"There’s so much patient volume that we have to do some testing at the main hospital and some at the Lanier Park campus," she said.
The new center will have about 30,000 square feet of imaging space, compared to about 13,000 feet in the existing building, which is about 20 years old.
"We’ll move completely out of the old building, but it will be attached to the new building," Duke said. "The hospital will decide later what they want to use (the old one) for."
Some services that are now offered only within the hospital, including nuclear medicine, PET scanning, and the high-power 3-Tesla MRI, will be moved to the new imaging center.
"Those services are all used mostly for outpatient testing, so there’s no reason for them to be inside the hospital," Duke said.
And one old standby will be coming back. Fluoroscopy, better known to patients as "barium x-ray," was moved to Lanier Park due to lack of space; it will return to the imaging center after construction is completed.
The new building will also feature a "center within a center." There will be a special area dedicated to women’s imaging, with its own waiting room. And even the waiting room will be divided, with separate areas for women who are getting routine screening mammograms and those who are getting diagnostic mammograms for suspected cancer.
"Their customer service needs are different," Duke said. "The diagnostic exams take a lot longer."
The women’s imaging services offered will include digital mammography, bone density scanning, ultrasound, breast MRI and stereotactic breast biopsy.
"We’ve grouped modalities together for efficiency," Duke said. "The architect we’re using does nothing but design imaging centers, so the layout will make sense for patients."
For example, for the first time the imaging center will have a prep area for patients who are about to undergo procedures.
"Someone who has to drink contrast liquid before getting a CT scan will be able to do that in private instead of while sitting out in the waiting room," Duke said.
She said all of the waiting areas will be more comfortable, with wireless Internet access.
And parking will be much easier. Currently, people trying to get to the imaging center from the eastbound side of Jesse Jewell have to make a difficult left turn across heavy traffic. The new building will have parking access off Barn Street, which has a stoplight.

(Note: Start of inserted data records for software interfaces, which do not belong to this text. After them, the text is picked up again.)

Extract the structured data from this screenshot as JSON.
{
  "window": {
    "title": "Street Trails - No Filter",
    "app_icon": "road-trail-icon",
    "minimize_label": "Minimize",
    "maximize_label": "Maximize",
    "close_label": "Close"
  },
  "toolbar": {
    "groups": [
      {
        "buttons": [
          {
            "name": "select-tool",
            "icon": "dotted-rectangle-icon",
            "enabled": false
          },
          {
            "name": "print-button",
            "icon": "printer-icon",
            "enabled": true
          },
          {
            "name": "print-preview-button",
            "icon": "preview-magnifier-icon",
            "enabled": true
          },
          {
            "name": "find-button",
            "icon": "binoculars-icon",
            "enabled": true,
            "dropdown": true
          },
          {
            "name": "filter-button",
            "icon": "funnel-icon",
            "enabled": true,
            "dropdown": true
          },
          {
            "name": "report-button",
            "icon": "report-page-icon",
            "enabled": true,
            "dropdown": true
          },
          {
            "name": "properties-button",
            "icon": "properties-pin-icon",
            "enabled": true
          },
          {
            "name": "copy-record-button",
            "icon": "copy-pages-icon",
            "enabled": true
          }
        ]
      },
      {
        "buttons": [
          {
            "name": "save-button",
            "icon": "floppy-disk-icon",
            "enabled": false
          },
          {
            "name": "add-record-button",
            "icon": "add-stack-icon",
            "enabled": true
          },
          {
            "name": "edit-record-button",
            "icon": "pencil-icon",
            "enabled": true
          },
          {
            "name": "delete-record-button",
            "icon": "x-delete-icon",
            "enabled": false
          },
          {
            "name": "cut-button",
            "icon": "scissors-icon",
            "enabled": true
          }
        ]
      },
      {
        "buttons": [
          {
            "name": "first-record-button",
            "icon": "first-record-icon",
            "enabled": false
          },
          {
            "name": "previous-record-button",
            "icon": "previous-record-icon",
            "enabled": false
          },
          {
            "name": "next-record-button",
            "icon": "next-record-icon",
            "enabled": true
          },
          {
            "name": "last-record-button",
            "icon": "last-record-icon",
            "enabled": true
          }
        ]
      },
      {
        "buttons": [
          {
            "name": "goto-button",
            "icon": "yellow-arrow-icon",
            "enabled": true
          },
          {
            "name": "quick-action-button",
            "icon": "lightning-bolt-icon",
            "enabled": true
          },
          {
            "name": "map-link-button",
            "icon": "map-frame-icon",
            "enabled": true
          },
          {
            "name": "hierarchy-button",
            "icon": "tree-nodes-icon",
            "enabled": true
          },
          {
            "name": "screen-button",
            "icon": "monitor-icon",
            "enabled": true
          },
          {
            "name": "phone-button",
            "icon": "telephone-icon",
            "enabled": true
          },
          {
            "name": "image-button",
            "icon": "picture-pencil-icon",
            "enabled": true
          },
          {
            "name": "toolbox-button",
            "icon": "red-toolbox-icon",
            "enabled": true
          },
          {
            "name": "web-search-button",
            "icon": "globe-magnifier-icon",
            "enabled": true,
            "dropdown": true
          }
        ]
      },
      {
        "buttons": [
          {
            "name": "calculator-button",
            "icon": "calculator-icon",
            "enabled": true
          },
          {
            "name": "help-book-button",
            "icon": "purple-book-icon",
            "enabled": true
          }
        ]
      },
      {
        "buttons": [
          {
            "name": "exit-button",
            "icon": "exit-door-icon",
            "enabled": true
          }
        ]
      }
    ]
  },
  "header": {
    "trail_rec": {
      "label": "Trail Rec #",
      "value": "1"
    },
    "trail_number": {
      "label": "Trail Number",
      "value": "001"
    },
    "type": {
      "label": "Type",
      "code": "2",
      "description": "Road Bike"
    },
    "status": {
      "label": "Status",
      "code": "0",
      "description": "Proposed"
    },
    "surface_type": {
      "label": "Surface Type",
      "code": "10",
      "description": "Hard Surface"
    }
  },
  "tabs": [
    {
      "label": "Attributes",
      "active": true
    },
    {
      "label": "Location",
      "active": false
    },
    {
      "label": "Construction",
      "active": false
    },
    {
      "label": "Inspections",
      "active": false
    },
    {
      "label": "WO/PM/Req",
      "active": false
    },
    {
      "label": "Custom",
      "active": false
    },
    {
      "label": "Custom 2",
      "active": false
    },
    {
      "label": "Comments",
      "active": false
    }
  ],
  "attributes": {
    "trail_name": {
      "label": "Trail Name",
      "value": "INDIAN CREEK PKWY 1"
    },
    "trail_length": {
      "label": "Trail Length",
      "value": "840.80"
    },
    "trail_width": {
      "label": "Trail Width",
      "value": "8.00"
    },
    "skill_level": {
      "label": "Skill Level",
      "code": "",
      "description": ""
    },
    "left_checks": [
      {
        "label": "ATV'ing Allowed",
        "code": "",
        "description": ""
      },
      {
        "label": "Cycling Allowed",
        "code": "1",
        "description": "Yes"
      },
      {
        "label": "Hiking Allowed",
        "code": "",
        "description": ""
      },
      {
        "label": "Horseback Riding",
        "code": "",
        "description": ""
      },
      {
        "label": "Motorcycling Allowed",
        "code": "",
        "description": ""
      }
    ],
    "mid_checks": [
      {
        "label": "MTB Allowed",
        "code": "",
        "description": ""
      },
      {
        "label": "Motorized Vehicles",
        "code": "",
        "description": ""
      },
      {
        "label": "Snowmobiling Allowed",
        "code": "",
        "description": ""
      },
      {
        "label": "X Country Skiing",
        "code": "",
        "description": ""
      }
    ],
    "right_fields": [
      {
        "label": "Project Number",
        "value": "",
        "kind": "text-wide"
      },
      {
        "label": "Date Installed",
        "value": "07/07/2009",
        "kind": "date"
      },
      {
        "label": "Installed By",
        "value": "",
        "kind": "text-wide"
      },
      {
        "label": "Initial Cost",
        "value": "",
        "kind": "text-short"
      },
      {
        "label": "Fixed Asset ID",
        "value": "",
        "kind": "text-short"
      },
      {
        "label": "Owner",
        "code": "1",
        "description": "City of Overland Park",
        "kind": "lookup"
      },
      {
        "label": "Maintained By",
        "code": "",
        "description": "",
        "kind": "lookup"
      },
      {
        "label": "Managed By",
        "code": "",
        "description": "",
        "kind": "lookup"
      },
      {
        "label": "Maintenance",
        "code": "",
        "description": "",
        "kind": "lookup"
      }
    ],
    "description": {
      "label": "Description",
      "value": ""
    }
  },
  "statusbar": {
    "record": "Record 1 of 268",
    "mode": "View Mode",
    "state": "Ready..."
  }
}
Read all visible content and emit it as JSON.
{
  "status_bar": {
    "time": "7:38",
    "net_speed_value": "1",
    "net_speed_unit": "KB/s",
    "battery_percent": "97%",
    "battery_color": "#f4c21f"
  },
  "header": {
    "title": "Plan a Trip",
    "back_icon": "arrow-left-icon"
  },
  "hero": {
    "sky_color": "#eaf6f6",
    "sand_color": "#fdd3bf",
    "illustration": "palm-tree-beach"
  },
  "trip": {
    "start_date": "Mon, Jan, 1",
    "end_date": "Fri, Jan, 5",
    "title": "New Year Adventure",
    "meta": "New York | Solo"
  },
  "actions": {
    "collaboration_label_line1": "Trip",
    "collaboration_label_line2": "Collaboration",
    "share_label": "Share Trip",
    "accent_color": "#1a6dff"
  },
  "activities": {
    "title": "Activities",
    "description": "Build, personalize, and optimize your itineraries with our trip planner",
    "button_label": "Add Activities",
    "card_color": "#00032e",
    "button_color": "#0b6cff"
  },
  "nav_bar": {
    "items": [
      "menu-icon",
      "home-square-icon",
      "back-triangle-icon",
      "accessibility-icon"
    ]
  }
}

And once people get there, they usually won’t have to get back into their cars until all their testing is done.
"The advantage for patients is that we’re consolidating services, so you don’t have to drive from one test to another," Duke said.